Mark Chesnutt "Outlaw" (Saguaro Road, 2010)
(Produced by Pete Anderson)

Mark Chesnutt covering a bunch of "outlaw" oldies from Waylon Jennings, Kris Kristofferson, David Allan Coe, Hank Junior, and Guy Clark? Dude, I am so there! Naturally, all of the original artists are hard acts to follow, and it's a challenge for Chesnutt to put his own stamp on these old tunes, but when the day is done this is a swell set of hard-country anthems, robustly sung, with fun, crisp production by Pete Anderson. It's fun to hear him sink his teeth into classics like "Whiskey Bent And Hell Bound," "Black Rose," and "Need A Little Time Off (For Bad Behavior)" There are also a few non-hit tunes on here, like Waylon's "Freedom To Stay," which show Chesnutt digging a little deeper into the well. Newcomer Amber Digby provides a very Jessi Colter-like harmony on "Couple More Years," with Chesnutt rumbling in a low, gruff register, summoning the spirits of the elders. I love this stuff, and clearly he does, too. A great record to play good and loud after you've had a beer or two.


Mark Chesnutt "Greatest Hits" (MCA/Decca, 1996)
(Produced by Mark Wright)

So far so good.
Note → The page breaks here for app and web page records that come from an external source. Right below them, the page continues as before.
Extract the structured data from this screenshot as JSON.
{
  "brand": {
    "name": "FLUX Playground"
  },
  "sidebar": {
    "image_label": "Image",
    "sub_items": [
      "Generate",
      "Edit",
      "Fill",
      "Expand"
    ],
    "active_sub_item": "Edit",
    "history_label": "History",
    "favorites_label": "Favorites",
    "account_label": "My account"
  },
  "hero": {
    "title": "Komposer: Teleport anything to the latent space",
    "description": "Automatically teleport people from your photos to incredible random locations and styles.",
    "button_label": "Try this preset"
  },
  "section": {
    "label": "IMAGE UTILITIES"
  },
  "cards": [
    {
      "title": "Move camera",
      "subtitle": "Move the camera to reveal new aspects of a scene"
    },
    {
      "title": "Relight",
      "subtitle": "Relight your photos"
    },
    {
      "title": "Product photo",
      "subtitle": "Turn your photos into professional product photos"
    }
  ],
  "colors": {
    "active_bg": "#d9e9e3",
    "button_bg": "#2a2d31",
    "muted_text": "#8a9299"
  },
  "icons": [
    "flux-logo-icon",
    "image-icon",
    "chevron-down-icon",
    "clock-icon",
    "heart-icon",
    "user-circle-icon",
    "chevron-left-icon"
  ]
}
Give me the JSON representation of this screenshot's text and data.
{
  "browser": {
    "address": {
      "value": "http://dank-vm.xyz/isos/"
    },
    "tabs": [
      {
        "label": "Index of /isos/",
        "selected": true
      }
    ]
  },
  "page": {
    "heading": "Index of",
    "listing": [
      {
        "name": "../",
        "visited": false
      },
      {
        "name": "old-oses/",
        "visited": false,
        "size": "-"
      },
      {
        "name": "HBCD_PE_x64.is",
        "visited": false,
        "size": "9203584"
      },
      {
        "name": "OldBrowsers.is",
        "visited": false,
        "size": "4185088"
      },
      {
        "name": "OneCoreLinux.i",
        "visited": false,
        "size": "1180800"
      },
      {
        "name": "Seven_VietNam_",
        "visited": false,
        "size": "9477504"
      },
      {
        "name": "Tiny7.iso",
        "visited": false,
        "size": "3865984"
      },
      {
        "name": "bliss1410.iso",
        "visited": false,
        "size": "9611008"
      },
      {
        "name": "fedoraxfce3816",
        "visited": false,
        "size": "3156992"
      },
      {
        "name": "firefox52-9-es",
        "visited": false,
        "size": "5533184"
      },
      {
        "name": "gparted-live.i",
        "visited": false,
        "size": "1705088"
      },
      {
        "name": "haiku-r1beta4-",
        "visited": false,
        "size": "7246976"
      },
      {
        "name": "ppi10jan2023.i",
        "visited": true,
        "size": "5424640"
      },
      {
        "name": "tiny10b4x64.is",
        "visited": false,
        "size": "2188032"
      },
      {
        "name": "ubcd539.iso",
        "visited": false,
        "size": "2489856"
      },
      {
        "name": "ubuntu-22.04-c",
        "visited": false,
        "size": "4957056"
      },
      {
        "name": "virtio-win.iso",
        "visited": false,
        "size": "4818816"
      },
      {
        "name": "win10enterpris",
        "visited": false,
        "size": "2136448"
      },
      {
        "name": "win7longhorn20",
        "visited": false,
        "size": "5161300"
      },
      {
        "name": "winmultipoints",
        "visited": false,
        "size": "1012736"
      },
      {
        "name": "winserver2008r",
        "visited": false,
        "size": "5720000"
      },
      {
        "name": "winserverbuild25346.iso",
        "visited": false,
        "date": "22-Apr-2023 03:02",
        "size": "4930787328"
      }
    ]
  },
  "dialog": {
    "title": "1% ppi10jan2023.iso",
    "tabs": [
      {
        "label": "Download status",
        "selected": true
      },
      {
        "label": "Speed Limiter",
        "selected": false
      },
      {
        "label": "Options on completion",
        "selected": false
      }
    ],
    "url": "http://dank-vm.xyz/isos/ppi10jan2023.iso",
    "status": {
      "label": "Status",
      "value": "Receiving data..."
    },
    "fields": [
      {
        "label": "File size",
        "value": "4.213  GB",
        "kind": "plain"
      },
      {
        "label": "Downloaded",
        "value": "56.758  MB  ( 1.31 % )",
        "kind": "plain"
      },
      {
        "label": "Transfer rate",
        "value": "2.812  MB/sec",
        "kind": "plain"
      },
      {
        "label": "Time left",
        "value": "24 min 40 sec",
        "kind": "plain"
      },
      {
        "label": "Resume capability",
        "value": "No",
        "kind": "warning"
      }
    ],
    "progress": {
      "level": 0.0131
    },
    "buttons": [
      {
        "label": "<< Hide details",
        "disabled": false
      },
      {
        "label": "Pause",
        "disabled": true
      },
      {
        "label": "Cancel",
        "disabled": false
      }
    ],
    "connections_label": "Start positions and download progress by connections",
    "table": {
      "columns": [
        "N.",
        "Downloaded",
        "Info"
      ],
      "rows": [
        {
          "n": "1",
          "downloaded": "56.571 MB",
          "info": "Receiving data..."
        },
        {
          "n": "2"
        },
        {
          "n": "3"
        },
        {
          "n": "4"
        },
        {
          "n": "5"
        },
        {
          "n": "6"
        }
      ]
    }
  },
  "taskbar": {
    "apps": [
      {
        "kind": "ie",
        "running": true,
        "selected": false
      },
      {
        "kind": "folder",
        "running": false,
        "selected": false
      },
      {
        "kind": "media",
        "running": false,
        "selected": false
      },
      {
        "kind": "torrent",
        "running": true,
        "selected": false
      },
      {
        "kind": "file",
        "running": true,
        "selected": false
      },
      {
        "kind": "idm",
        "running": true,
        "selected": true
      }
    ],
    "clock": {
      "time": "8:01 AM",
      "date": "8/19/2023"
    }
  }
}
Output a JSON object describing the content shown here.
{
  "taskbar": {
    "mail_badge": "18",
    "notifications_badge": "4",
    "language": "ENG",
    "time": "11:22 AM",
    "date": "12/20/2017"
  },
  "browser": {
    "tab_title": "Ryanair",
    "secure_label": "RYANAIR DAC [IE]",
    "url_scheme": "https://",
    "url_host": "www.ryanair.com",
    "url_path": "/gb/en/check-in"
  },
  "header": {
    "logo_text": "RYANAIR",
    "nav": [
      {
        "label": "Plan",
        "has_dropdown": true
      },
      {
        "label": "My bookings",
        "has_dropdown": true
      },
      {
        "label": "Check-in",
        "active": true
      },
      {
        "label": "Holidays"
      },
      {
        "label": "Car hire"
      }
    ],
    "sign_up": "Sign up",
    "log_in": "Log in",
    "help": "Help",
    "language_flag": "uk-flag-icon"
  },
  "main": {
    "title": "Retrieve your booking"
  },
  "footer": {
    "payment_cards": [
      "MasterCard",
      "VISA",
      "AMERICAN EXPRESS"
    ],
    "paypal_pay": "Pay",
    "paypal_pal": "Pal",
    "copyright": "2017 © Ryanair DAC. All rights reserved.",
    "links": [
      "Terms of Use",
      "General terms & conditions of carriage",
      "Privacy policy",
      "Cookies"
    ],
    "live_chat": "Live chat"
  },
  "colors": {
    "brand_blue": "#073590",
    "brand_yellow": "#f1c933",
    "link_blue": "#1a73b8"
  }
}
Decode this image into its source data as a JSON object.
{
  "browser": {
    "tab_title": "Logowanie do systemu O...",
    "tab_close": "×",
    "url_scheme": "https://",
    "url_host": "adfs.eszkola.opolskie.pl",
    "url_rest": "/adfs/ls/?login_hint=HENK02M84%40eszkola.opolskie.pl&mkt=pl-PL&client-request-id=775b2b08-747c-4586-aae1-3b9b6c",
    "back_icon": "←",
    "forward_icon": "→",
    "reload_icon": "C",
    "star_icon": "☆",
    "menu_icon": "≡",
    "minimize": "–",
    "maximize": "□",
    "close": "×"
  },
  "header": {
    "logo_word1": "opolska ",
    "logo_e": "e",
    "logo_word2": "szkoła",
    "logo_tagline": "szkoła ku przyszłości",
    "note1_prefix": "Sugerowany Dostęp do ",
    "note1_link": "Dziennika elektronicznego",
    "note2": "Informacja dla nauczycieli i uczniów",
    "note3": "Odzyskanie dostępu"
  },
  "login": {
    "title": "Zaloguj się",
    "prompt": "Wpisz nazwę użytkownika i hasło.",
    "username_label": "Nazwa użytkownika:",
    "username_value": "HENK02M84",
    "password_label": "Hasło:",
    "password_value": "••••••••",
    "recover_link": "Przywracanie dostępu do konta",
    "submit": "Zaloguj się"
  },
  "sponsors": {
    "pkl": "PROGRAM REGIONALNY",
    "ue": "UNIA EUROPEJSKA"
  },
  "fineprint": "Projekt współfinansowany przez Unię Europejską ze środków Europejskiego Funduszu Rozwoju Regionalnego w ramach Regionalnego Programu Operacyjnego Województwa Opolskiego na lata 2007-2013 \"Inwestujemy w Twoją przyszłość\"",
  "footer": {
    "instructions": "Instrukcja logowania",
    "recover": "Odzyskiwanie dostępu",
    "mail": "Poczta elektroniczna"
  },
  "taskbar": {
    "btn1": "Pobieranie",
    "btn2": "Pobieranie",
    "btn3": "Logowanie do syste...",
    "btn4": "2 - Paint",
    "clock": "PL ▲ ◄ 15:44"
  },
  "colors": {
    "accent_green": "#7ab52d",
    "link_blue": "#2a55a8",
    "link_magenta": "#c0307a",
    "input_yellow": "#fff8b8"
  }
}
Leaves a few great country ballads off, but really, his hits were pretty darn good. Recommended, if you don't want to take the time to check out the individual albums.

Mark Chesnutt "The Millennium Collection" (MCA, 2001)

A Mark Chesnutt MP3 Playlist

1992 - Uptown Downtown
1992 - It's Not Over
1992 - I'm Not Getting Any Better At Goodbyes
1993 - It Sure Is Monday
1993 - My Heart's Too Broke (To Pay Attention)
1993 - Till A Better Memory Comes Along
1997 - Any Ole Reason
1997 - That Side Of You
1999 - That's The Way You Make An Ex
1999 - My Way Back Home
2004 - Since You Ain't Home
2004 - Somebody Save The Honky Tonks
2004 - I'm A Saint
2004 - Then We Can All Go Home
2004 - Beer Bait & Ammo
2004 - Don't Ruin It For The Rest Of Us
2006 - A Shoulder To Cry On
2006 - Goodbye Comes Hard For Me
2008 - Things To Do In Wichita


  • Ah, good old Wikipedia! Is there no wisdom you do not contain?

Hick Music Index

Copyright owned by Slipcue.Com.  All Rights Reserved.  
Unauthorized use, reproduction or translation is prohibited.